For those who just want something simple to use and has good looks, the M50 is definitely a viable choice and should not be overlooked.
Probably the first thing that caught my eye was the matching backlight colours in conjunction with the actual CLIPit cover that came in the box. The one we got for this review was the “chromium blue” colour, which - of course - came with the blue backlighting.
Other great features that came with the M50 package include WAP over GPRS, Java MIDlet compatibility, animated and static screen savers, and those unique Siemens functions - including the “babysitter” mode and “aircraft” profile mode.
The M50 felt very solid in the hand. Although it had a weight of around 97 grams, it was a phone that I was immediately happy with in regards to both handling the phone and using its keypad. On close inspection of the paintwork, the M50 uses a metallic base for both front and back covers (the white is metallic as well) - which also feels alright when held in the hand for prolonged periods.
The curvatures and texture of the buttons provided the sort of comfort required for my fingers, where I could fully concentrate on what I am doing with the phone - instead of trying to perfect my hand/finger positioning.
Trying to change the CLIPit covers may require some effort in the beginning. But once you know how to get them on and off, it’s not a major drama at all! :)
User Interface (UI)
If you’re a previous Siemens user, the M50 won’t be much different in terms of menu layouts and general phone usage. Probably the only think you may have to get use to is the position of the answer and reject buttons, which are positioned respectively in the middle and right hand side (above the “2” and “3” keys). When compared to the C45, the up/down and two soft keys provide a more effortless experience.
Making and receiving calls
Dealing with calls on the M50 is as simple as any other mobile phone. A in-call menu can also be brought up by pressing on the right soft key during calls, which has functions including conference mode, call transfer, mute and volume control. Conveniently, the answer button is now located in the middle and not on the left-hand side.
Typing up longer-than-usual SMS messages is easy with the M50, thanks to T9 input and a splendidly-designed keypad. Up to 760 characters (approximately 4 standard SMS messages) can be used for a single long message. The capability of sending and receiving EMS messages is available on the M50 as well. Sounds, pictures and animations can be included into outgoing SMS messages.

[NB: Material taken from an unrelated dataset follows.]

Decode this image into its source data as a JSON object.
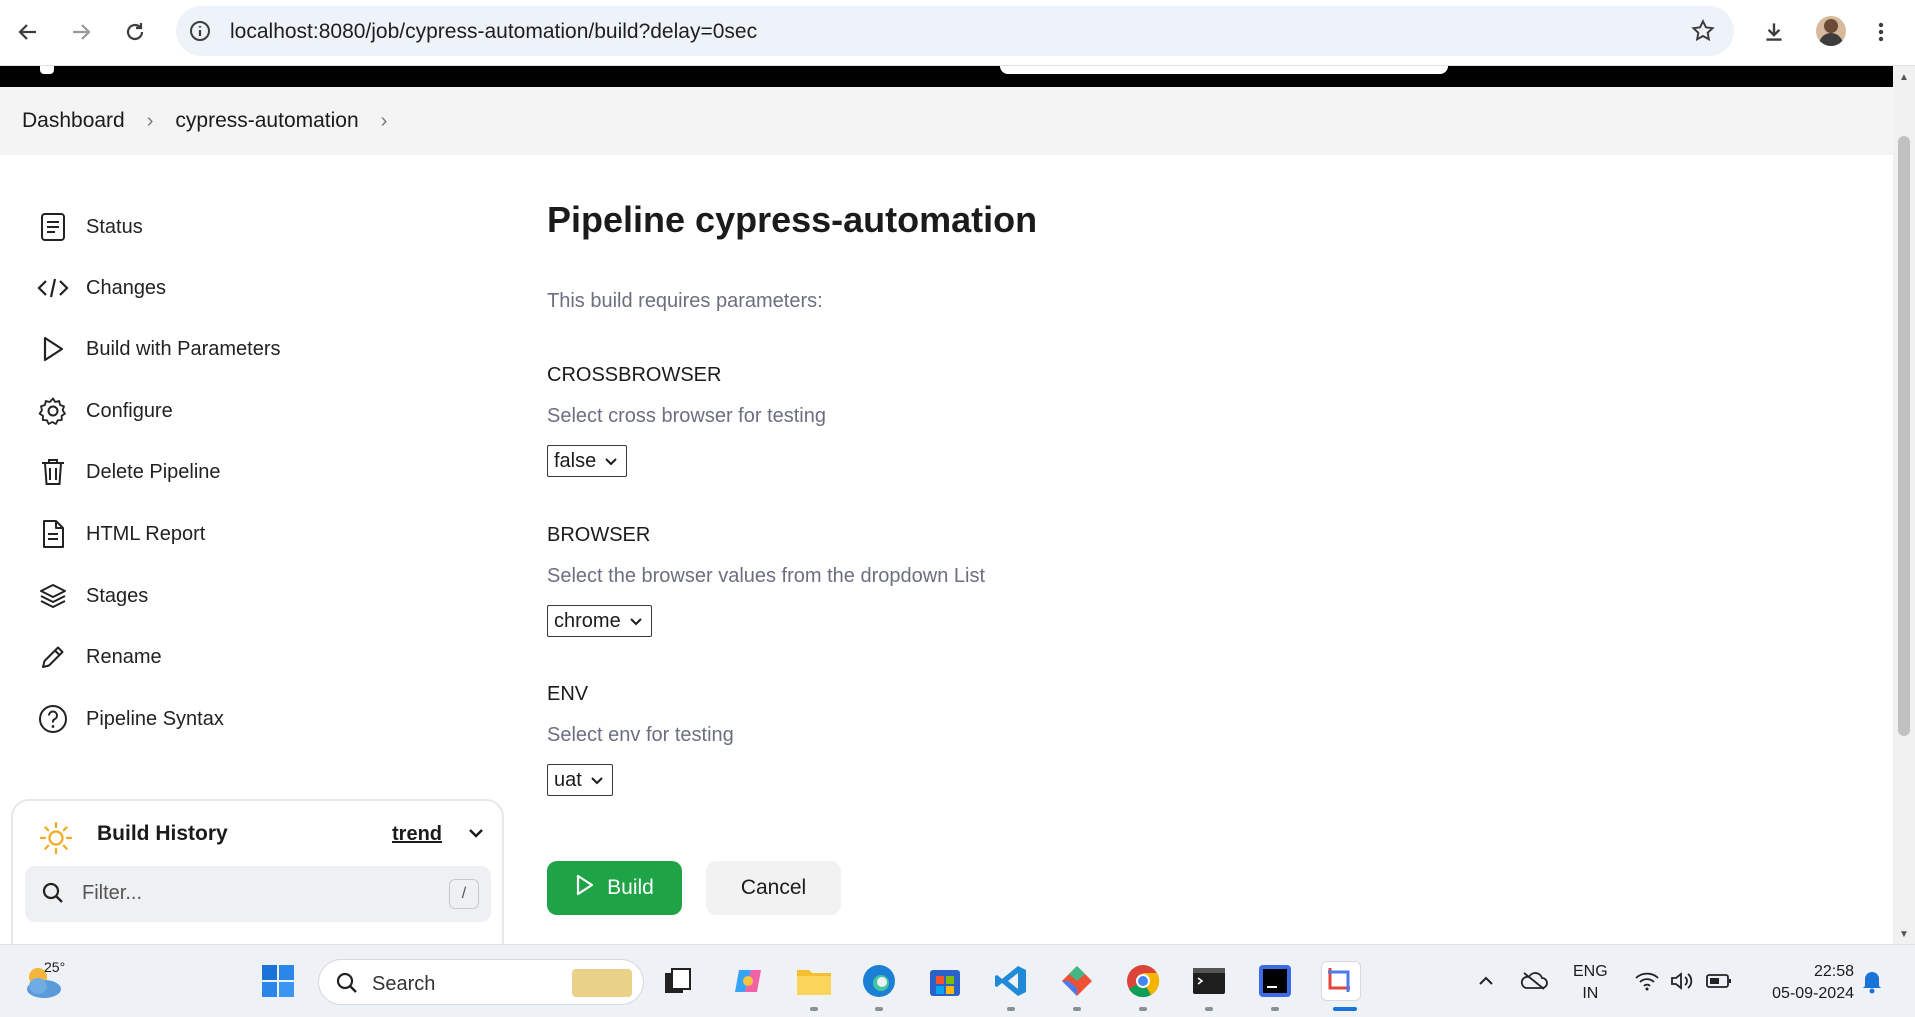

An increased battery capacity has been given to the M50. The 650 mAh, lithium-ion battery was able to give me approximately 3-4 days of standby, and around 3-4 hours worth of talk time. Charging time was approximately two hours with the supplied travel charger.